|Bat team, winter 2015-2016|
|The Batacombs: spot the bat ... (c) Greg Slack|
Fitting with the dripping, cave-like ambience, our torch beams pick out overwintering peacock butterflies, convincingly camouflaged as dead leaves, herald moths, snails bleached to a limestone white, and massed clusters of flared-skirted southern pill woodlouse. One fissure in a wall contained a huddle of Eristalis drone flies. Cave spiders guard their ping-pong egg sacs high in the corners. Among the darting flattened-plane, two dimensional shadows thrown about by the torch sweeps, suddenly there is a small, darker, more solid shape.
Just as they are meant to, the horseshoe bats hang upside down from walls and ceilings, though it is still somehow eerie to see them suspended impassively there, like strange dormant leathery fruits, or tiny thumb-sized folded-up umbrellas (our other UK, non-horseshoe, vesper bats do not generally do this, but tuck themselves tightly into nooks and crevices). This year curiously the horseshoes have been clinging to the open walls quite low down - something to do with unseasonal temperatures this winter? At the alcove, one almost had to climb in to the stone coffin to see an individual bat clinging to the underside of the lid.
|Strange umbrella fruit: lesser horseshoe bat (c) G. Slack|
|Cave spider, probably Meta menardi, guarding egg sac|
|Habitat enhancement, Narnia style|
Over the last 18 months we've recorded bat droppings in the wardrobe, but no roosting or hibernating bats so far. This winter our hibernation counts were 8 lesser horseshoe bats in January (temperature 2-3 degrees C) and 4 lesser horseshoes in February (temp. 9-10 degrees C); also a single Natterer's bat, with its snowy white tummy fur. Our monitoring results will contribute to national bat recording schemes. These numbers sound low, but, perhaps surprisingly, this is the 9th highest known winter roost for lesser horseshoe bats in Devon; this, in a part of the country which is a stronghold for both greater and lesser horseshoes.
And how common is this phenomenon of urban horseshoe bats, let alone urban overwintering bats, when built-up areas would be expected to be unsuitably warmer than surrounding countryside? (See Tania Esteban's blog for a discussion of urban bat ecology). There seem to be few examples from the UK: the only urban horseshoe bats we've come across up to now are here in Exeter, and in Taunton; any other records would be of great interest.

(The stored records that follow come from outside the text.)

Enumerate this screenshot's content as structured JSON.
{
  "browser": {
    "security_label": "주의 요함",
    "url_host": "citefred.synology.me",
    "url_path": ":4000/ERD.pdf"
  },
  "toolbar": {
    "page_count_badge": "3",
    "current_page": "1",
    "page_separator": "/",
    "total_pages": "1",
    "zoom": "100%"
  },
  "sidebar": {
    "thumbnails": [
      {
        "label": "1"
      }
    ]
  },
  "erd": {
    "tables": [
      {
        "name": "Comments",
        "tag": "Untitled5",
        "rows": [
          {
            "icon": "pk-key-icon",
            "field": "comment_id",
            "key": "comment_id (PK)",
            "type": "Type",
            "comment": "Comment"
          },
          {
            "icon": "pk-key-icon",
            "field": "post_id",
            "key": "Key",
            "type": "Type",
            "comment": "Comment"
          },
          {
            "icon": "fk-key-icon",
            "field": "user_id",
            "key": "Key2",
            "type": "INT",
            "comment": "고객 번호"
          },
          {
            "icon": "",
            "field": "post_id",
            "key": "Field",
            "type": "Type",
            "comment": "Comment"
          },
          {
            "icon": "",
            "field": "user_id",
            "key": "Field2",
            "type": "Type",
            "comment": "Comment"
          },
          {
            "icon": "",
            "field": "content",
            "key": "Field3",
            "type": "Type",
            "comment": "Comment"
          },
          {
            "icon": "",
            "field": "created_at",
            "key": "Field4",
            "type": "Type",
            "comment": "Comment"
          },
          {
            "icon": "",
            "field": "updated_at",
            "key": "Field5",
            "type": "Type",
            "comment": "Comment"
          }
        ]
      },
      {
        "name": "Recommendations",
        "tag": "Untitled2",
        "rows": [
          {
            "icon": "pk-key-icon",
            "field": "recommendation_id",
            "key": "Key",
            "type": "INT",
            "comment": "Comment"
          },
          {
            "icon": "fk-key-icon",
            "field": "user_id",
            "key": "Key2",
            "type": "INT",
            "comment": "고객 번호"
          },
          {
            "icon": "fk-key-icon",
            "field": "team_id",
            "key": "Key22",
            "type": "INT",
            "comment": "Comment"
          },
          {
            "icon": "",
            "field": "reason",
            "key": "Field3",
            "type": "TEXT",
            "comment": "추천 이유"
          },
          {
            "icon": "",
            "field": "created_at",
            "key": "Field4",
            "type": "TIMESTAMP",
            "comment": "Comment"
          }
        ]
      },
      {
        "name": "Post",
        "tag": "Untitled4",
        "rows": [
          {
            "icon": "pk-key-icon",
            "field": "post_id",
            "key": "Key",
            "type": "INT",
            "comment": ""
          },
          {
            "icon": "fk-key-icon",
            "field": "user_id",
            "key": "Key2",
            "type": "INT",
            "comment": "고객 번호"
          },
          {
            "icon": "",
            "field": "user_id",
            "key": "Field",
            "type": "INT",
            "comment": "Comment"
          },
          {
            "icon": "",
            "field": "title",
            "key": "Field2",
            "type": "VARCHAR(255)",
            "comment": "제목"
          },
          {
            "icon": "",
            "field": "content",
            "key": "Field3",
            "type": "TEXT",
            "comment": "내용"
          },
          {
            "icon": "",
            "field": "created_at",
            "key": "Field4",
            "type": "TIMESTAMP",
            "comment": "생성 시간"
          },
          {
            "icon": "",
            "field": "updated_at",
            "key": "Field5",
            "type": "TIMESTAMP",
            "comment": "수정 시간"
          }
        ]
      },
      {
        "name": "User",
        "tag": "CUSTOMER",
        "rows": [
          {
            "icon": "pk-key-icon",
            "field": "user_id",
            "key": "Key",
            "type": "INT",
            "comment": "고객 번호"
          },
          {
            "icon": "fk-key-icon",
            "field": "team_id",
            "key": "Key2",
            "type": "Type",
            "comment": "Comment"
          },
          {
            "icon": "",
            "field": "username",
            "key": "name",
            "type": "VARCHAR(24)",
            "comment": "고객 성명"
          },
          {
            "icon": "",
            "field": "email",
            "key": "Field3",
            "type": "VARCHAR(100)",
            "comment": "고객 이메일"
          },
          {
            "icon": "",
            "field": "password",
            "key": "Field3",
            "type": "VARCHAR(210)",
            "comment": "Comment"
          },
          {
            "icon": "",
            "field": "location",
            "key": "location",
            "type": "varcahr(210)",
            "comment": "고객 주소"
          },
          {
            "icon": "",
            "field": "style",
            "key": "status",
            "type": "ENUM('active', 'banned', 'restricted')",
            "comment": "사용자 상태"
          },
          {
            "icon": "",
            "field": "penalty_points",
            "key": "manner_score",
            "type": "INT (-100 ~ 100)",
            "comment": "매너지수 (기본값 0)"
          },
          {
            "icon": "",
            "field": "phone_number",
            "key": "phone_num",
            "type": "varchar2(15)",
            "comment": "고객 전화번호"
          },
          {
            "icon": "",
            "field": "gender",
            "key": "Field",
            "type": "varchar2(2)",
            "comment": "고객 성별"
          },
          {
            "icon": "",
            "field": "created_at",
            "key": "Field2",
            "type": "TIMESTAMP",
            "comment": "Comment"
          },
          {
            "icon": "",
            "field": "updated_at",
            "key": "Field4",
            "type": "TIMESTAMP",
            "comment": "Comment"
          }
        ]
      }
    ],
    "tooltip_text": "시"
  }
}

If you want to find out more about Exeter's bats, please join us for our annual Pips & Pints event this May, a joint event run by DWT Exeter Local Group, Exeter City & East Devon Bats, and Devon Mammal Group.
Exeter LG (link to event details will be here in due course)
Exeter City & East Devon Bats
Devon Mammal Group